Gosh we need to get a bit warmer before too long. This cold damp weather is having an effect on my limbs. Nothing feels particularly comfortable when we’re very cold and very wet. It’s always worth checking out various maintenance jobs in these adverse conditoins, lest we come downstairs to find something ghastly has occured overniht. As I did pretty recently. I paddled down stairs towards the kettle and looking out to the garden, noticed immediately that my enourmous back fence had blown town. It was a dreadful sight – fence panels flipped all over the place. The fascia boards snapped and buckling had occured. I had to call the fencing contractors. Because of high demand, he couldn’t come out that day to inspect but the next. This was good. The actual fence now looks fab. I asked for the medium priced alternative to include 3 trellis panels too. The professionalism was excellent. A first class job all round.
We need our outdoor spaces – badly. When the second world war was finally over, the government of the day had a massive rebuild programme on heir hands – moving families ou of war ravaged areas, into suburban council estates. Although the houses were very utilitarian, built as quickly and cheaply as could be allowed, they did almost all have decent sized gardens. The plan was for families to grow as much of their own veg as possible – following the hardships over the war, with so much rationing. Well, these days houses hardly come with even a postage stamp of room for kiddies to play, or parents to relexa with a bar-b-que. What space there is needs to be cared for and enjoyed. Neatly designed furniture with a small efficient lighting scheme will enhance the family use of this space for longer months of the year.
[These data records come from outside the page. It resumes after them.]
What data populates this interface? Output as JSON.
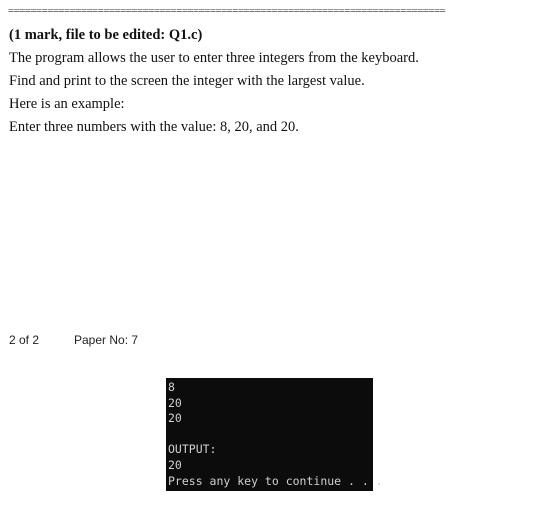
{
  "separator": "==============================================================================",
  "heading": "(1 mark, file to be edited: Q1.c)",
  "lines": [
    "The program allows the user to enter three integers from the keyboard.",
    "Find and print to the screen the integer with the largest value.",
    "Here is an example:",
    "Enter three numbers with the value: 8, 20, and 20."
  ],
  "footer": {
    "page": "2 of 2",
    "paper": "Paper No: 7"
  },
  "console": {
    "lines": [
      "8",
      "20",
      "20",
      "",
      "OUTPUT:",
      "20",
      "Press any key to continue . . ."
    ]
  }
}
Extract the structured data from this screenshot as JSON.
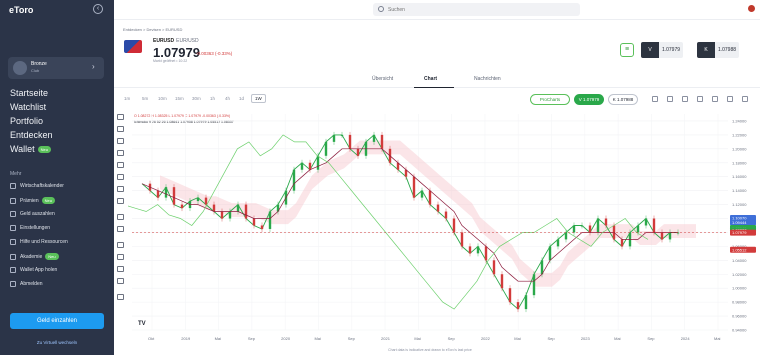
{
  "brand": {
    "logo": "eToro"
  },
  "sidebar": {
    "profile": {
      "name": "Bronze",
      "club": "Club"
    },
    "main_items": [
      {
        "label": "Startseite"
      },
      {
        "label": "Watchlist"
      },
      {
        "label": "Portfolio"
      },
      {
        "label": "Entdecken"
      },
      {
        "label": "Wallet",
        "badge": "Neu"
      }
    ],
    "more_label": "Mehr",
    "more_items": [
      {
        "label": "Wirtschaftskalender"
      },
      {
        "label": "Prämien",
        "badge": "Neu"
      },
      {
        "label": "Geld auszahlen"
      },
      {
        "label": "Einstellungen"
      },
      {
        "label": "Hilfe und Ressourcen"
      },
      {
        "label": "Akademie",
        "badge": "Neu"
      },
      {
        "label": "Wallet App holen"
      },
      {
        "label": "Abmelden"
      }
    ],
    "deposit_label": "Geld einzahlen",
    "virtual_label": "Zu Virtuell wechseln"
  },
  "topbar": {
    "search_placeholder": "Suchen"
  },
  "instrument": {
    "breadcrumb": "Entdecken   >   Devisen   >   EURUSD",
    "symbol": "EURUSD",
    "name": "EUR/USD",
    "price": "1.07979",
    "change": "-0.00363 (-0.33%)",
    "market_status": "Markt geöffnet  •  10:22"
  },
  "trade": {
    "sell_label": "V",
    "sell_price": "1.07979",
    "buy_label": "K",
    "buy_price": "1.07988"
  },
  "tabs": [
    {
      "label": "Übersicht"
    },
    {
      "label": "Chart"
    },
    {
      "label": "Nachrichten"
    }
  ],
  "chart_toolbar": {
    "timeframes": [
      "1m",
      "5m",
      "10m",
      "15m",
      "30m",
      "1h",
      "4h",
      "1d",
      "1W"
    ],
    "active_timeframe": "1W",
    "prochart_label": "ProCharts",
    "sell_pill": "V 1.07979",
    "buy_pill": "K 1.07988"
  },
  "chart_legend": {
    "ohlc": "O 1.08272  H 1.08325  L 1.07979  C 1.07979  -0.00363 (-0.33%)",
    "indicator": "Ichimoku  9 26 52 26  1.08641  1.07958  1.07979  1.05512  1.08337"
  },
  "chart_data": {
    "type": "line",
    "title": "EURUSD",
    "x_tick_labels": [
      "Okt",
      "2019",
      "Mai",
      "Sep",
      "2020",
      "Mai",
      "Sep",
      "2021",
      "Mai",
      "Sep",
      "2022",
      "Mai",
      "Sep",
      "2023",
      "Mai",
      "Sep",
      "2024",
      "Mai"
    ],
    "y_tick_labels": [
      "1.24000",
      "1.22000",
      "1.20000",
      "1.18000",
      "1.16000",
      "1.14000",
      "1.12000",
      "1.10000",
      "1.08000",
      "1.06000",
      "1.04000",
      "1.02000",
      "1.00000",
      "0.98000",
      "0.96000",
      "0.94000"
    ],
    "ylim": [
      0.94,
      1.25
    ],
    "series": [
      {
        "name": "Kurs",
        "color": "#2aa84a",
        "values": [
          1.15,
          1.14,
          1.13,
          1.145,
          1.12,
          1.115,
          1.125,
          1.13,
          1.12,
          1.11,
          1.1,
          1.11,
          1.12,
          1.1,
          1.09,
          1.085,
          1.11,
          1.12,
          1.14,
          1.17,
          1.18,
          1.17,
          1.19,
          1.21,
          1.22,
          1.22,
          1.2,
          1.19,
          1.21,
          1.22,
          1.2,
          1.18,
          1.17,
          1.16,
          1.13,
          1.14,
          1.12,
          1.11,
          1.1,
          1.08,
          1.06,
          1.05,
          1.06,
          1.04,
          1.02,
          1.0,
          0.98,
          0.97,
          0.99,
          1.02,
          1.04,
          1.06,
          1.07,
          1.08,
          1.09,
          1.09,
          1.08,
          1.1,
          1.09,
          1.07,
          1.06,
          1.08,
          1.09,
          1.1,
          1.08,
          1.07,
          1.08,
          1.08
        ]
      },
      {
        "name": "Kijun",
        "color": "#8b1a3b",
        "values": [
          1.15,
          1.145,
          1.14,
          1.135,
          1.13,
          1.125,
          1.12,
          1.12,
          1.115,
          1.11,
          1.11,
          1.11,
          1.11,
          1.105,
          1.1,
          1.1,
          1.1,
          1.11,
          1.13,
          1.15,
          1.16,
          1.17,
          1.175,
          1.18,
          1.19,
          1.2,
          1.2,
          1.2,
          1.2,
          1.2,
          1.2,
          1.19,
          1.18,
          1.17,
          1.16,
          1.15,
          1.14,
          1.13,
          1.12,
          1.11,
          1.09,
          1.08,
          1.07,
          1.06,
          1.05,
          1.03,
          1.02,
          1.01,
          1.01,
          1.01,
          1.02,
          1.04,
          1.05,
          1.06,
          1.07,
          1.08,
          1.08,
          1.08,
          1.08,
          1.08,
          1.07,
          1.07,
          1.07,
          1.08,
          1.08,
          1.08,
          1.08,
          1.08
        ]
      },
      {
        "name": "Chikou",
        "color": "#6dd06d",
        "values": [
          1.13,
          1.12,
          1.115,
          1.11,
          1.12,
          1.105,
          1.1,
          1.09,
          1.11,
          1.14,
          1.17,
          1.2,
          1.21,
          1.19,
          1.2,
          1.22,
          1.21,
          1.21,
          1.19,
          1.18,
          1.16,
          1.14,
          1.12,
          1.1,
          1.08,
          1.06,
          1.04,
          1.02,
          1.0,
          0.98,
          0.97,
          0.99,
          1.01,
          1.04,
          1.06,
          1.07,
          1.08,
          1.08,
          1.09,
          1.1,
          1.08,
          1.07,
          1.06,
          1.08,
          1.09,
          1.1,
          1.08,
          1.07
        ]
      }
    ],
    "grid": true
  },
  "footer": {
    "note": "Chart data is indicative and drawn to eToro's last price"
  },
  "price_tags": [
    {
      "label": "1.10070",
      "color": "#3f6fd8"
    },
    {
      "label": "1.09444",
      "color": "#3f6fd8"
    },
    {
      "label": "1.08641",
      "color": "#2aa84a"
    },
    {
      "label": "1.08337",
      "color": "#2aa84a"
    },
    {
      "label": "1.07979",
      "color": "#d23b3b"
    },
    {
      "label": "1.05512",
      "color": "#d23b3b"
    }
  ]
}
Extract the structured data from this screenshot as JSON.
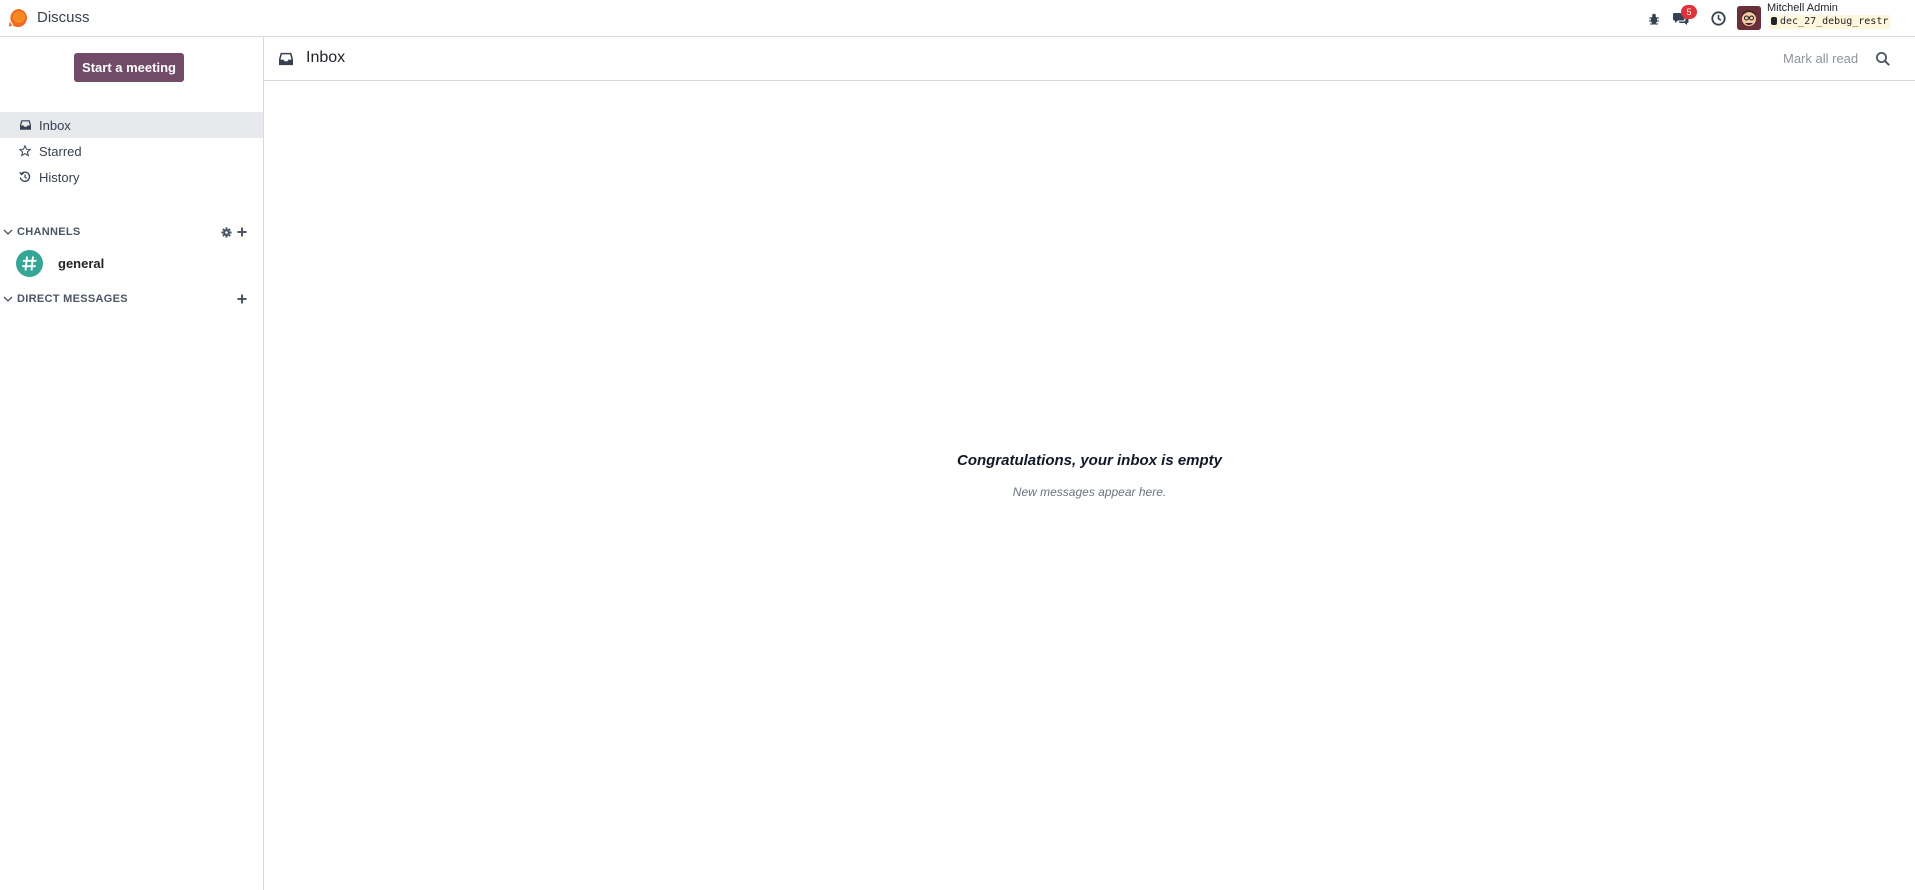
{
  "navbar": {
    "app_name": "Discuss",
    "app_logo_icon": "odoo-discuss-logo-icon",
    "messaging_badge": "5",
    "user_name": "Mitchell Admin",
    "database": "dec_27_debug_restr"
  },
  "sidebar": {
    "start_meeting_label": "Start a meeting",
    "mailboxes": [
      {
        "label": "Inbox",
        "icon": "inbox-icon",
        "active": true
      },
      {
        "label": "Starred",
        "icon": "star-icon",
        "active": false
      },
      {
        "label": "History",
        "icon": "history-icon",
        "active": false
      }
    ],
    "channels_header": "CHANNELS",
    "channels": [
      {
        "name": "general",
        "icon": "hashtag-icon"
      }
    ],
    "direct_messages_header": "DIRECT MESSAGES"
  },
  "main": {
    "title": "Inbox",
    "mark_all_read_label": "Mark all read",
    "empty_title": "Congratulations, your inbox is empty",
    "empty_subtitle": "New messages appear here."
  },
  "colors": {
    "brand": "#714b67",
    "active_item_bg": "#e7e9ed",
    "badge": "#e0323a",
    "channel_avatar": "#35a596",
    "logo_orange": "#f06a20"
  }
}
Having oak furniture inside and out helps to to think the relaxing countryside is nearer.